A recent article called "Gamma Radiation Fluctuations During Alternative Healing Therapy" (M. Sue Benford, Joseph Talnagi, Deborah Burr Doss, Shane Boosey, and Larry E. Arnold, Alternative Therapies, Vol. 5. No. 4, July 1999) could have been good science. The experimenters simply needed to know more about what they were doing.
The empirical claim is made in this paper that various kinds of "energy therapies" such as therapeutic touch, Polarity therapy, Reiki, and others can be empirically shown to reduce the amount of gamma radiation from a human body. This is purported to represent a clue as to how these therapies may work, by "redirecting" energy flows.
In the reported experiment, a single Sodium Iodide gamma ray detector registered counts
as it was moved from a point in space near the patient's head to the pelvic area.

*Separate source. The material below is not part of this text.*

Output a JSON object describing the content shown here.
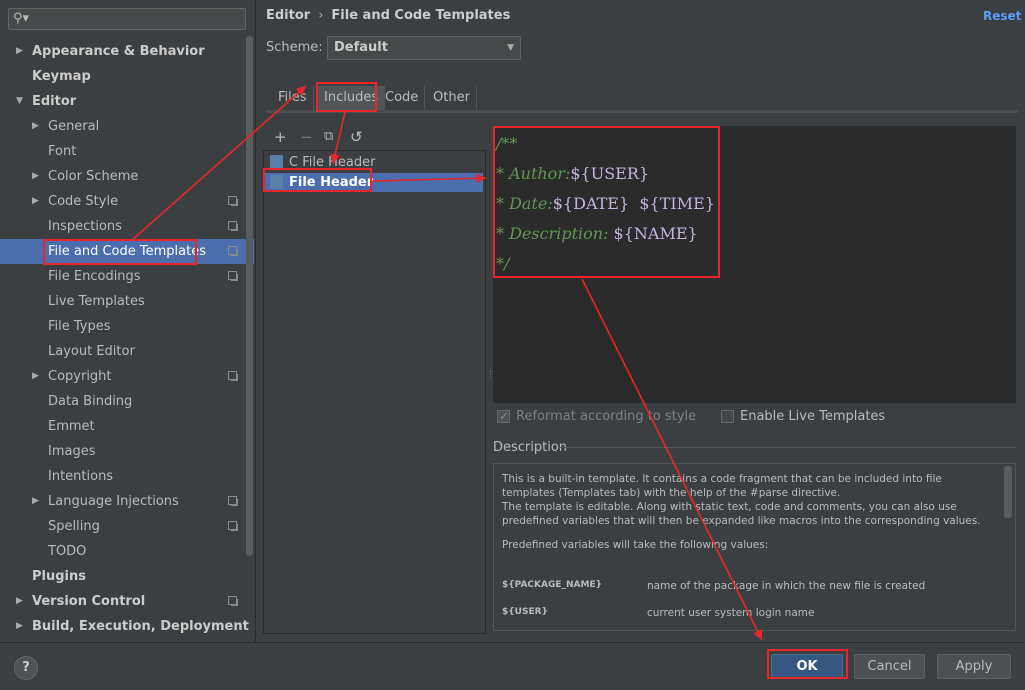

Ten
standing-observer, ten sham therapy, and ten active therapy sessions were conducted.
"Polarity therapy" was used in which the therapist attempts to realign the "vital energy . . .
that is innate to all living beings." The detector was attached to a recording device. The
authors claim a consistent and dramatic decrease in the number of gamma rays
measured in a subject's electromagnetic field during Polarity therapy
Now, the experiment did not demonstrate that the human body emits gamma rays in any significant amount. This, by itself, would have been a result that defies known physics and worthy of headlines. Actually, if such a phenomenon existed, it would have been discovered long ago. For decades, physicists, who are nominally humans, have been standing next to gamma ray detectors far more sensitive than the one used here.
Gamma rays are photons, quanta of electromagnetic radiation, with energies of a hundred thousand electron volts or more. Only nuclear reactions are known to produce particles with such energies. The human body contains some radioactive material, but the level of radiation is so small that it is very difficult to detect. Even so, that radioactivity is essentially no different than what can be found in a rock or seawater and has nothing to do with the fundamental biological processes of living matter. These are chemical in nature and involve much lower energies, in the range of a few electron volts. Furthermore, no evidence exists for any special vital energy and no reason to associate any such hypothesis with gamma rays (see my column "The Energy Field of Life." SB Vol. 8, No. 2, June 1998 and my article "Bioenergetic Fields," Sci. Rev. Alt. Med. Vol. 3, No. 1, Spring/Summer 1999).
In any case, the experiment reported in Alternative Therapies was far too crude and insensitive to measure nuclear gamma radiation from anything. Any nearby physics professor or graduate student would have recommended, first of all, that the experiment be conducted under a shield, say in a sub-basement but more preferably underground in a mine or tunnel under a mountain. This is necessary to eliminate cosmic ray background, which is most likely what they were measuring with their setup.
To assure that they were measuring high energy particles, the physicist would have recommended that the experimenters perform pulse-height analysis on the signal. The authors claim to have used a radioactive source to calibrate their apparatus, but they do not present any data on what the detector read in the absence of this source.
The experimenters would also have been advised that using a single detector channel was
hopeless. Two detectors operated in time coincidence is a bare minimum for any nuclear
counting experiment. Other provisions, such as a magnetic field to deflect away charged
particles (gamma rays are electrically neutral) and some kind of directional information,
which can be done with a multiple-counter arrangement, would be highly recommended.
Otherwise the detector will be overwhelmed by the far greater number of low energy
cosmic ray particles passing through.
The intensity of cosmic rays falls very steeply with energy, and any number of small effects such as temperature or moisture changes in the lab will cause the signal in a single detector to fluctuate widely, far more than expected from the normal statistics that was assumed in the analysis of the data in this experiment. Their claim of a statistically significant result is unjustified. All this stuff is well known, but you have to take a lot of physics and math courses to learn it.
In short, the experiment may be feasible. But the way it was done was too crude, too lacking in the most rudimentary controls, to be taken seriously. The authors appear to have succumbed to the fatal temptation of seeing what they wanted to see.
Thanks to Dr. John E. Dodes for alerting me to the paper and commenting on a earlier draft of this column. Thanks also to Professor David Yount for his comments.